But an audit investigation then revealed that bank statements which had been submitted to support the application were false, while invoices for the start-up costs sent by the applicant, who was not identified, were also bogus.
The claim was not granted and the applicant absconded.
The incident was revealed in the council’s annual fraud report for the year 2015-16.
Colin Earl, Head of Internal Audit, told Doncaster Council’s audit committee that the number of fraud cases the authority was involved in is low.
“I do think it’s a positive picture.
“The incidence of fraud remains very low in overall terms, taking into account the council’s activities and the fact we employ over 9,000 people.
“It is impossible to stop fraud from occurring due to its covert nature, but the council has a zero-tolerance approach to it.”
The council reduces the risk of fraud through a series of controls.

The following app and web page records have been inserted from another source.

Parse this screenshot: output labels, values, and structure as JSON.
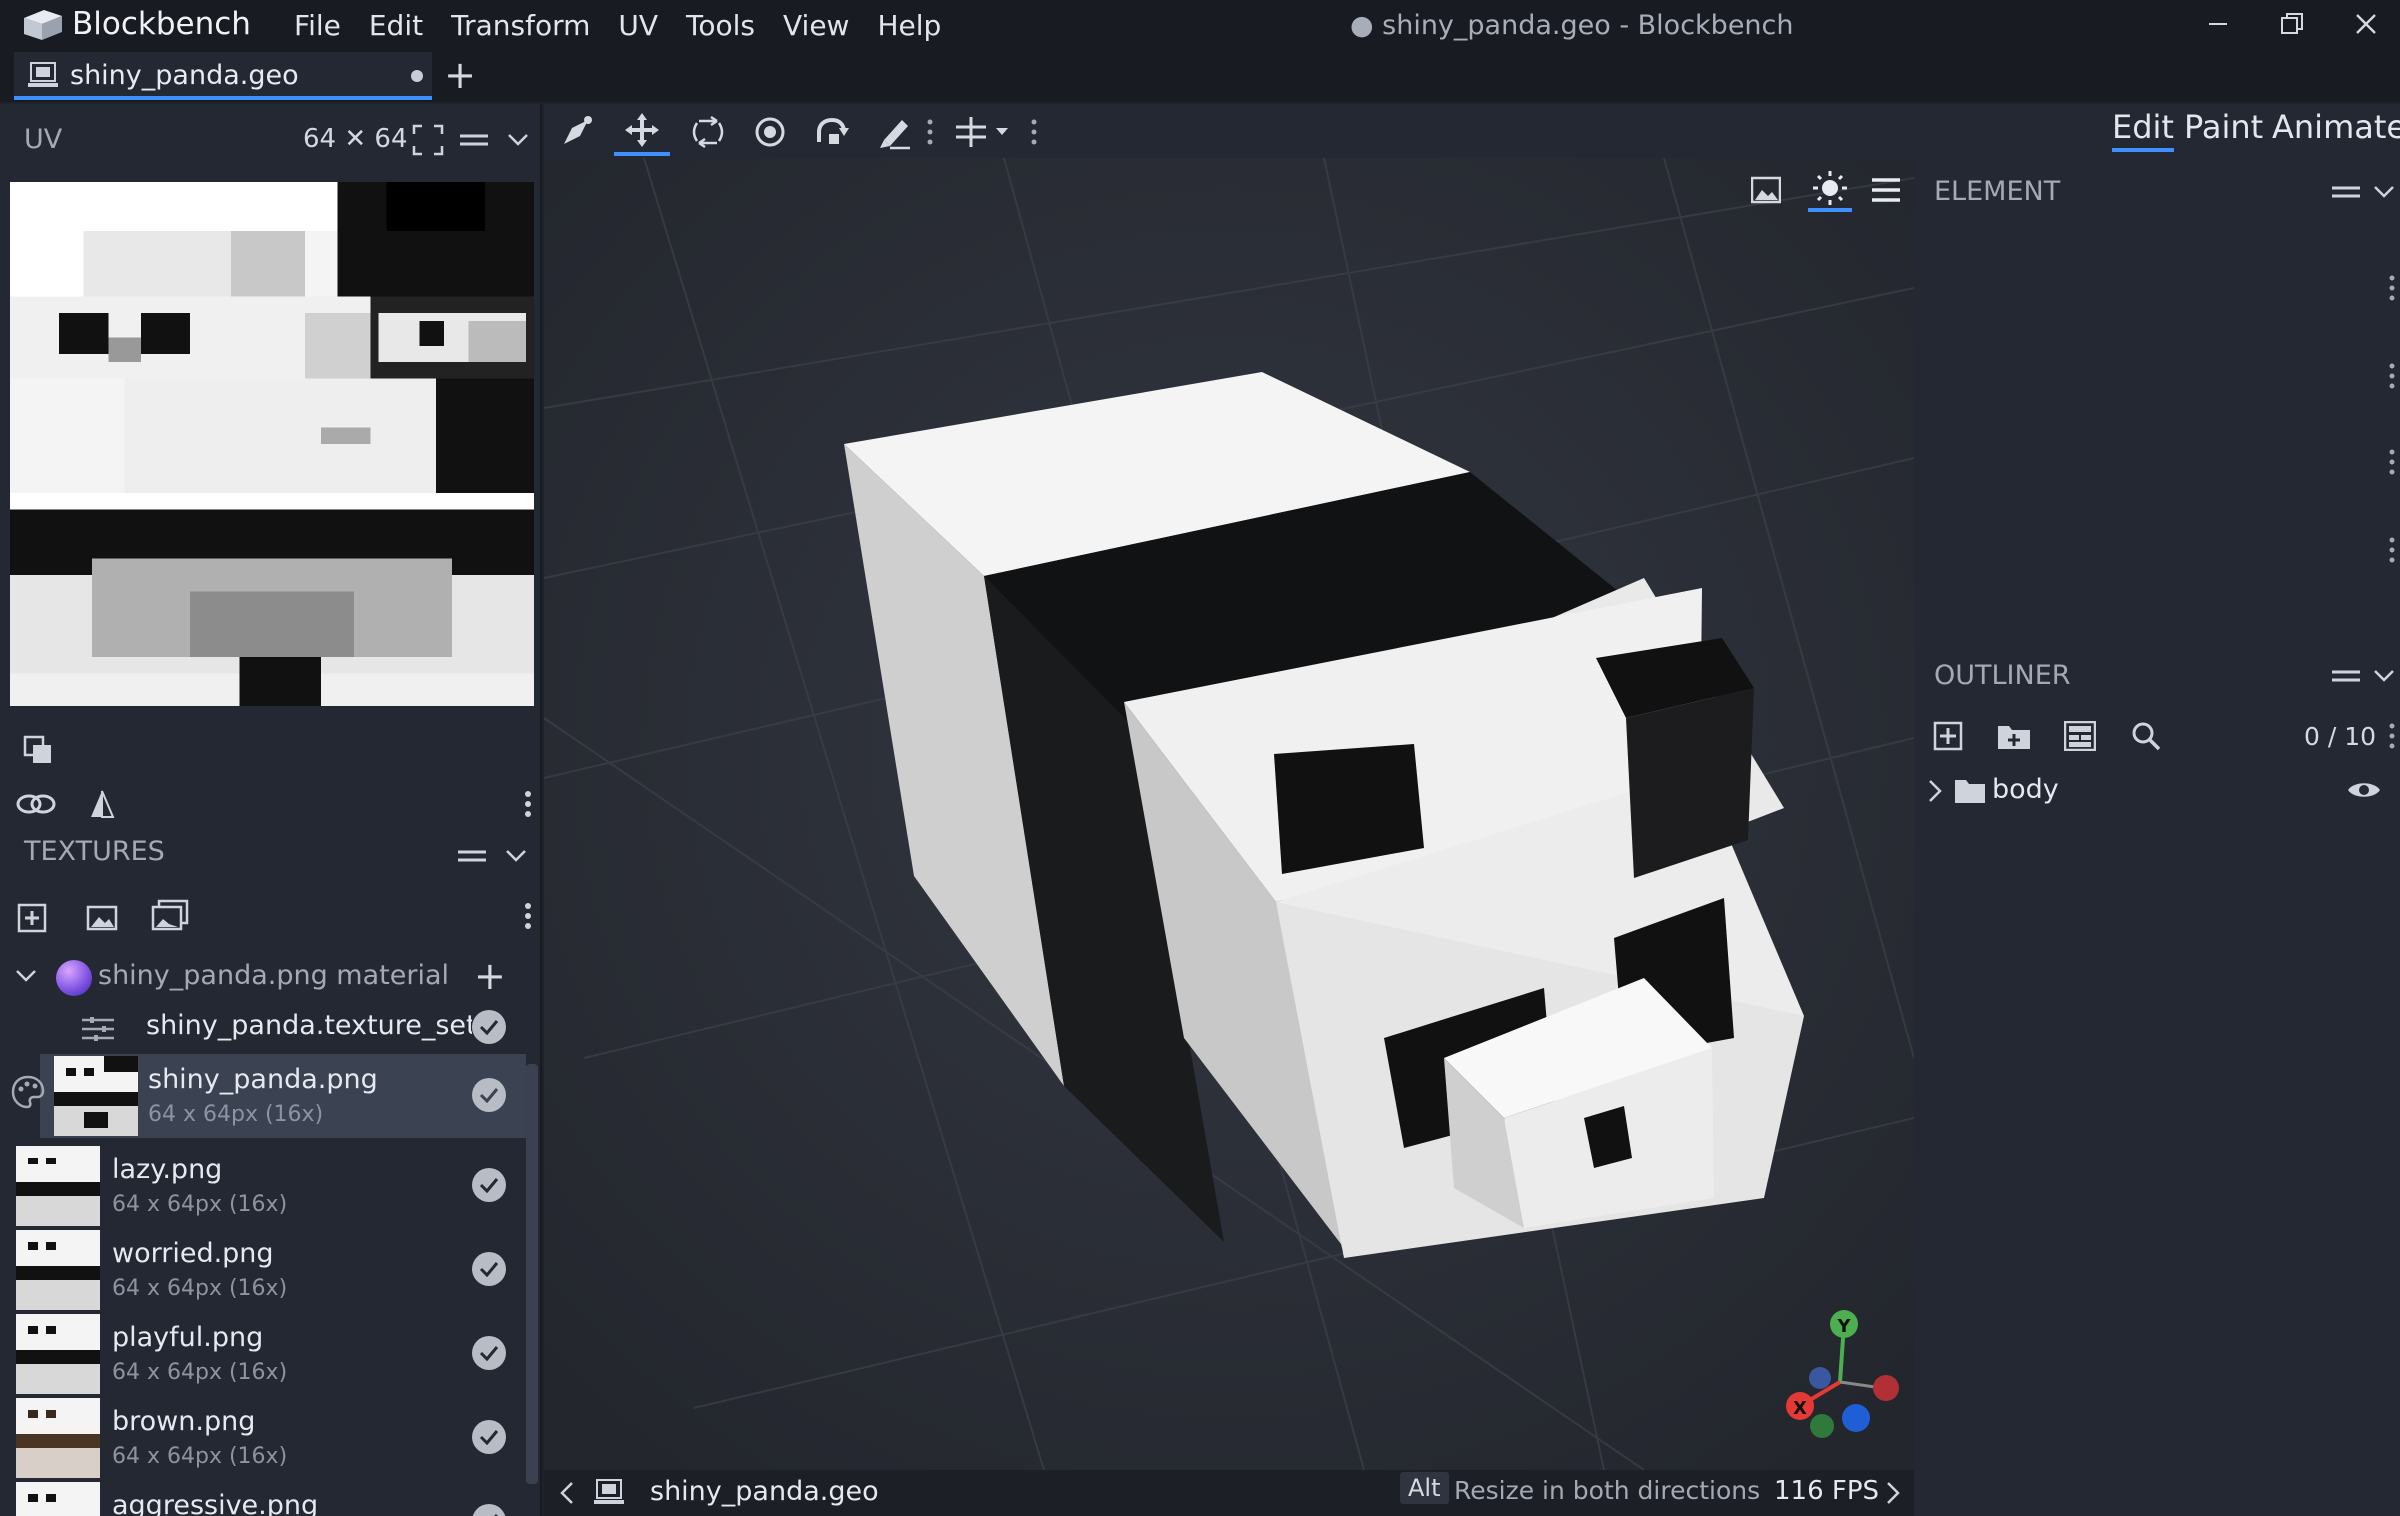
{
  "app": {
    "name": "Blockbench",
    "window_title": "● shiny_panda.geo - Blockbench",
    "menu": [
      "File",
      "Edit",
      "Transform",
      "UV",
      "Tools",
      "View",
      "Help"
    ]
  },
  "tab": {
    "label": "shiny_panda.geo",
    "add": "+"
  },
  "uv": {
    "title": "UV",
    "size": "64 ✕ 64"
  },
  "textures": {
    "title": "TEXTURES",
    "material": {
      "label": "shiny_panda.png material",
      "add": "+"
    },
    "texture_set": {
      "label": "shiny_panda.texture_set.json"
    },
    "items": [
      {
        "name": "shiny_panda.png",
        "meta": "64 x 64px (16x)",
        "selected": true
      },
      {
        "name": "lazy.png",
        "meta": "64 x 64px (16x)"
      },
      {
        "name": "worried.png",
        "meta": "64 x 64px (16x)"
      },
      {
        "name": "playful.png",
        "meta": "64 x 64px (16x)"
      },
      {
        "name": "brown.png",
        "meta": "64 x 64px (16x)"
      },
      {
        "name": "aggressive.png",
        "meta": ""
      }
    ]
  },
  "modes": {
    "edit": "Edit",
    "paint": "Paint",
    "animate": "Animate"
  },
  "element_panel": {
    "title": "ELEMENT"
  },
  "outliner": {
    "title": "OUTLINER",
    "count": "0 / 10",
    "items": [
      {
        "label": "body"
      }
    ]
  },
  "statusbar": {
    "file": "shiny_panda.geo",
    "key": "Alt",
    "hint": "Resize in both directions",
    "fps": "116 FPS"
  },
  "gizmo": {
    "x": "X",
    "y": "Y"
  },
  "colors": {
    "accent": "#3e90ff",
    "panel": "#242832",
    "titlebar": "#191b22",
    "viewport": "#2a2d34"
  }
}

Mr Earl added that ‘significant amounts of time and resources’ had been invested over the last year into fraud awareness training for senior managers, key employees and councillors.
He said the training is expected to be available online by this December.

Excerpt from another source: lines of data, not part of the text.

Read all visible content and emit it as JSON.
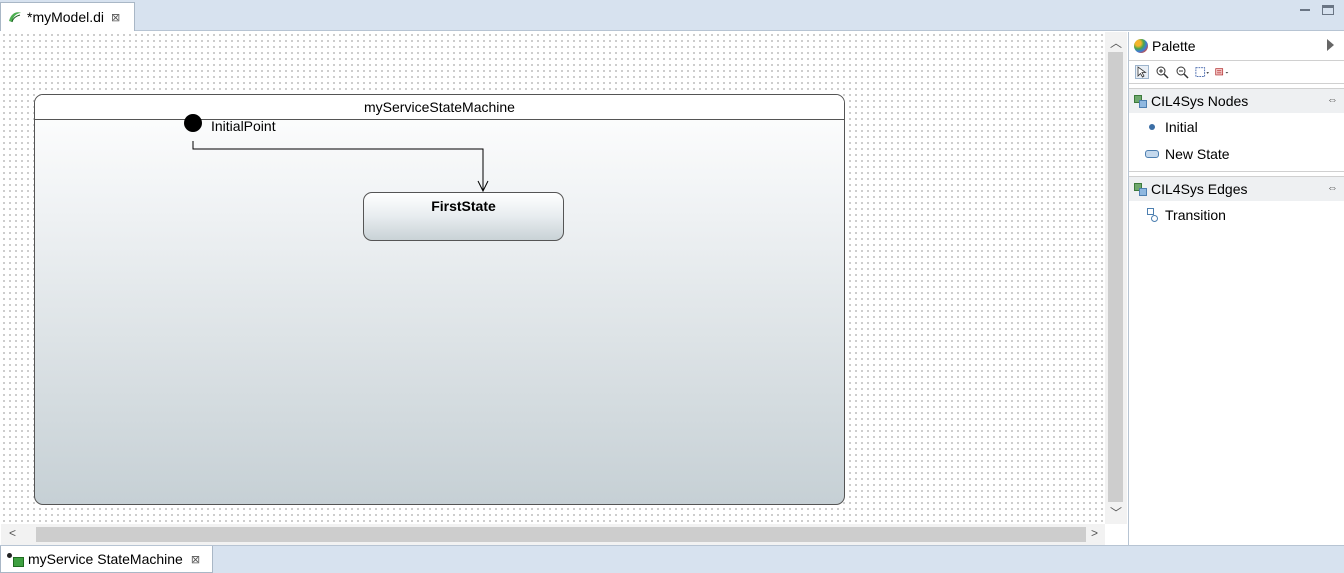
{
  "editor": {
    "tab_title": "*myModel.di",
    "close_glyph": "⊠"
  },
  "diagram": {
    "state_machine_name": "myServiceStateMachine",
    "initial_point_label": "InitialPoint",
    "state_name": "FirstState"
  },
  "palette": {
    "title": "Palette",
    "tools": [
      "select-tool",
      "zoom-in-tool",
      "zoom-out-tool",
      "marquee-tool",
      "note-tool"
    ],
    "drawers": [
      {
        "label": "CIL4Sys Nodes",
        "entries": [
          {
            "label": "Initial",
            "icon": "initial-node-icon"
          },
          {
            "label": "New State",
            "icon": "state-node-icon"
          }
        ]
      },
      {
        "label": "CIL4Sys Edges",
        "entries": [
          {
            "label": "Transition",
            "icon": "transition-icon"
          }
        ]
      }
    ]
  },
  "bottom": {
    "tab_title": "myService StateMachine",
    "close_glyph": "⊠"
  },
  "colors": {
    "tab_bar": "#d7e2ef",
    "state_gradient_bottom": "#c6d0d5"
  }
}
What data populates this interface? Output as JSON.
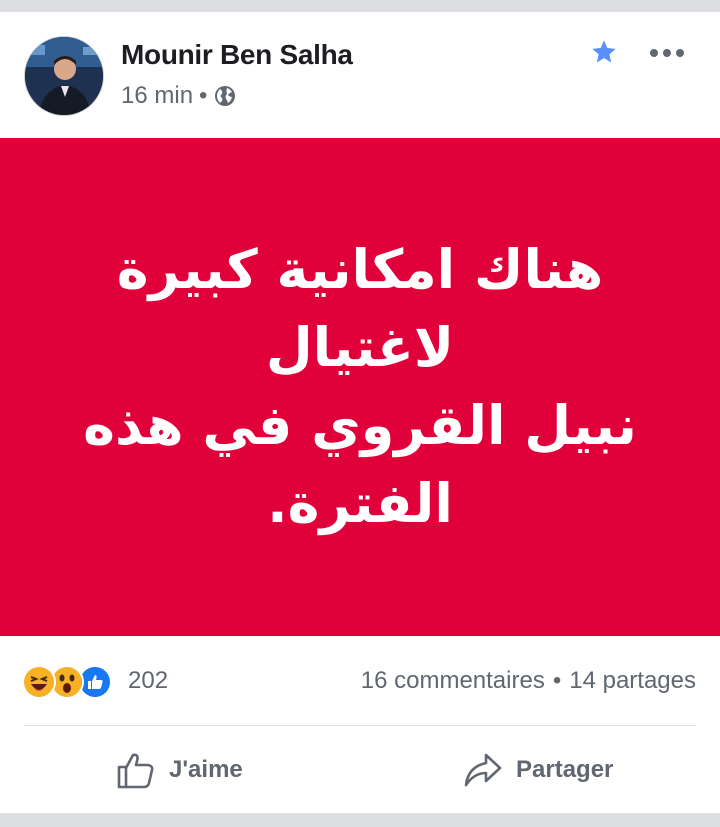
{
  "post": {
    "author": "Mounir Ben Salha",
    "time": "16 min",
    "separator": "•",
    "privacy_icon": "globe-icon",
    "favorite_icon": "star-icon",
    "more_icon": "more-horizontal-icon",
    "image": {
      "background": "#e0003a",
      "line1": "هناك امكانية كبيرة لاغتيال",
      "line2": "نبيل القروي في هذه الفترة."
    }
  },
  "stats": {
    "reactions": [
      "haha-icon",
      "wow-icon",
      "like-icon"
    ],
    "reaction_count": "202",
    "comments": "16 commentaires",
    "dot": "•",
    "shares": "14 partages"
  },
  "actions": {
    "like_label": "J'aime",
    "share_label": "Partager"
  },
  "colors": {
    "accent_blue": "#1877f2",
    "star_blue": "#5890ff",
    "text_primary": "#1c1e21",
    "text_secondary": "#606770"
  }
}
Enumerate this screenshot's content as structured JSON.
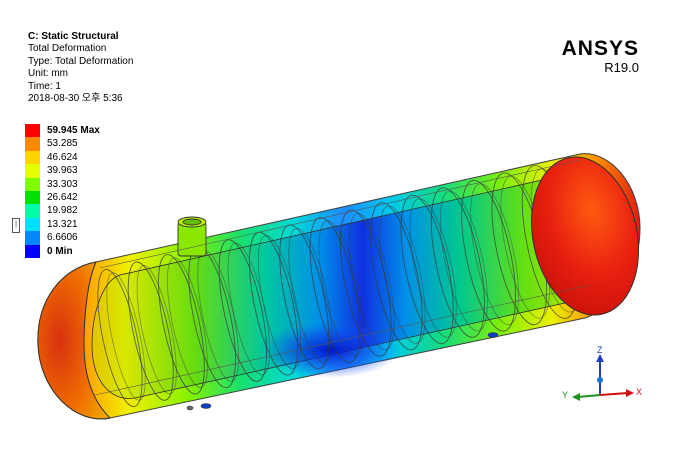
{
  "info": {
    "title": "C: Static Structural",
    "result": "Total Deformation",
    "type": "Type: Total Deformation",
    "unit": "Unit: mm",
    "time": "Time: 1",
    "timestamp": "2018-08-30 오후 5:36"
  },
  "logo": {
    "brand": "ANSYS",
    "version": "R19.0"
  },
  "legend": [
    {
      "label": "59.945 Max",
      "color": "#ff0000",
      "bold": true
    },
    {
      "label": "53.285",
      "color": "#ff8a00",
      "bold": false
    },
    {
      "label": "46.624",
      "color": "#ffd500",
      "bold": false
    },
    {
      "label": "39.963",
      "color": "#e3ff00",
      "bold": false
    },
    {
      "label": "33.303",
      "color": "#7fff00",
      "bold": false
    },
    {
      "label": "26.642",
      "color": "#00e100",
      "bold": false
    },
    {
      "label": "19.982",
      "color": "#00ffa8",
      "bold": false
    },
    {
      "label": "13.321",
      "color": "#00e1ff",
      "bold": false
    },
    {
      "label": "6.6606",
      "color": "#0086ff",
      "bold": false
    },
    {
      "label": "0 Min",
      "color": "#0000ff",
      "bold": true
    }
  ],
  "triad": {
    "z_label": "Z",
    "y_label": "Y",
    "x_label": "X",
    "z_color": "#1f3fbf",
    "y_color": "#1f8f1f",
    "x_color": "#d01010"
  }
}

Further awareness sessions are planned for the next year to ensure all councillors are aware of any threats.
In the report, cyber fraud was highlighted as a ‘significant emerging risk’.
In order to tackle the threat, the council has developed a Cyber Security Incident Response plan.
Mr Earl added he was encouraging staff and the public to speak to the council’s internal audit team if they had concerns about fraud.
Call 01302 862931 for more information.